CSS Preprocessors have made us pretty familiar with the concept of a source map, but what about a source map for minified and obfuscated JS? Sounds like a good idea to me!

SymDiff (symmetric difference) is a Gulp project that is meant to help you identify, and thus reduce, CSS you no longer need. Not sure how well it would work on dynamic (fragmented) code bases, but certainly worth a try!

Nice collection of animation transitions. Be sure to also check-out the Animate Popups (subtle button in the bottom-right).

Learning to love BEM. I have to agree with Jonah on this one: on a current project I decided to try BEM, and I really like it. (Actually, I personally wish the __ and -- were switched, but that’s my personal taste; I also don’t necessarily add the “child” classes to everything single element, if I don’t expect them to need any CSS.) Even though I am a single developer building this site, I expect one day for it to be inherited by someone else; I’d like to think BEM will make that developer’s job a little easier. (I’m actually combining the BEM classes with ‘s SMACSS; I really like it a lot too!)

On a bit of CSS run here, so let’s keep it going, with five pseudo-classes that you may not typically use, but could be quite useful.

The pros, cons, and how-to for using CSS clip-path to create custom shapes, without having to rely on PhotoShop.
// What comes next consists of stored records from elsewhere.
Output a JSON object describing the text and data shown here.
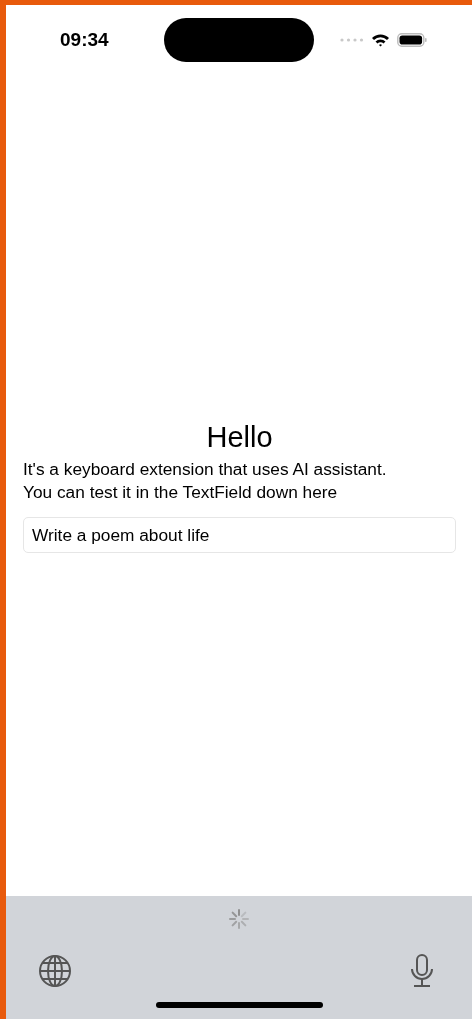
{
  "status_bar": {
    "time": "09:34"
  },
  "title": "Hello",
  "description_lines": [
    "It's a keyboard extension that uses AI assistant.",
    "You can test it in the TextField down here"
  ],
  "text_field": {
    "value": "Write a poem about life"
  }
}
Rarely do such demos create interesting shapes, in interesting UIs, so use your imagination… ;-)

Hmm, also from Smashing Magazine, comes an interesting responsive font-size possibility, combining calc, em, vw and vh. And support for calc and support for vw / vh seem to be pretty good now…

And finally, just in case these little posts don’t fulfill your thirst for web dev content, click on over to for a seemingly-never-ending scroll of content related to our industry…

Happy reading,

Today’s Readings

I remember reading some time back about a clever technique for including JS in a page, but having it not be immediately interpreted, by enclosing that JS in HTML comments, then eval-ing it when needed. Slick, though I never actually tried it. This JS Bin shows an easy way to create, and grab the contents of, HTML comments; it does look pretty easy…

Svidget.js is a JavaScript framework for creating immersive and fully interactive SVG widgets. By componentizing your data visualizations as widgets, you can quickly and easily embed them on any website while keeping a clean separation between SVG and HTML.

Bikers: Trying to pick the best route from “A” to “B”? We often want the fasted or the one with the least-traffic, and perhaps some times we want the one that is the least hilly, but what about the least polluted?? Sounds rather nice to me…

As much as I do not like the term “hamburger icon”, I do have to admit that it is a very practical, and now well-established, method for collapsing menus on small screens. And this burger-icon-to-fullscreen-menu is pretty elegant

If you are considering switching your site to HTTPS, here is an intro-level article, good for getting you up-to-speed on terminology and options, but won’t really get you up and live.

Once you are convinced that you want to do this and have a basic understanding of the process and grammar, check-out this article to get your site secured.

Or maybe you would prefer a more detailed explanation by someone that just finished the process, including problems, frustrations and fixes.

And if you’re working on securing a WordPress site, including a Multisite, maybe this article is best for you.

A woman and her children were being held hostage by her boyfriend. Apparently he did allow her to order some food, from Pizza Hut, so along with her pizza and garlic bread order, she included a message to “Please help. Get 911 to me” and “911hostage help!”… This is, by far, the best use of a native app I have ever heard of…

The new Tuts+ series, A Walkthrough on Conditional Tags in WordPress, looks quite promising, looking forward to future installments!

Ever need, or want, to access your WP content via an API?

What are allergies? How are they caused, and what can people do to prevent them?

And finally:

A new project aims to create a space to address systemic issues such as wealth inequality, environmental degradation, a broken political system, and rampant racial and sexual discrimination.

This project is called The Next System Project; you can read more about it here. Like.

Happy reading,